Here are three simple, yet effective ways, to train your listening muscles.

1. Practice mindfulness

While it may sound a bit fuzzy, research shows that being mindful can lead to being more creative, productive and effective both in life and business. Simply put, mindfulness is the act of being present to what's happening in the moment both externally (your surroundings and the people around you) and internally (the thoughts cropping up in your mind about what you're experiencing).

As this blog writer points out, "(Mindfulness) might seem trivial, except for the annoying fact that we so often veer from the matter at hand. Our mind takes flight, we lose touch with our body, and pretty soon we're engrossed in obsessive thoughts about something that just happened or fretting about the future."

Our thoughts take us away from what's happening in the here and now, which is disastrous for clear communication because you can miss key pieces of information you need for an appropriate response. Just being aware of your surroundings and the words that are being spoken (without the need to inject your own personal commentary to it), helps create clear communication which is valuable in any personal or professional exchange.

2. Avoid mental commentary

Most of us hear what others are saying, but how often do we actually listen? In today's fast-paced, highly-distracted world, rarely do we listen to understand. We listen to respond.

In conversations, instead of listening to what the other person is saying, we tend to get absorbed in our own mental chatter - we're thinking up snappy replies or dissecting what the other person's saying. We may not be responding with our mouths. But we're certainly responding in our heads, and that's the opposite of listening.

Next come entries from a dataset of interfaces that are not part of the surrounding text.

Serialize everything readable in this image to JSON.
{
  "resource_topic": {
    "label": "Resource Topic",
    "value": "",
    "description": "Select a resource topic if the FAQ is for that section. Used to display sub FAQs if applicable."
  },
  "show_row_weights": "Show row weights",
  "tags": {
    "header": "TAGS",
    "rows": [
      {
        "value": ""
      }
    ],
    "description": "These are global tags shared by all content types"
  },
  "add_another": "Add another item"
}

Next time you're in a conversation, see if you can suspend your internal narrative of what's happening and just listen to the content of the conversation. Resist from diagnosing the other person's words. Instead, try to get beneath the words to gain a deeper understanding of what the other person needs or wants.

3. Ask and Repeat

One way to make sure you've heard what's being said is simply to check. Was message received, message sent?

If there is any doubt, just ask: "Did I understand that correctly?" or "What did you mean by that? I want to make sure got it right."

It's always better to double check that you heard the right things than assume you did.

It's Your Turn

Do you consider yourself a good listener? How do you strengthen your listening skills? Share your thoughts on Twitter or in the comments.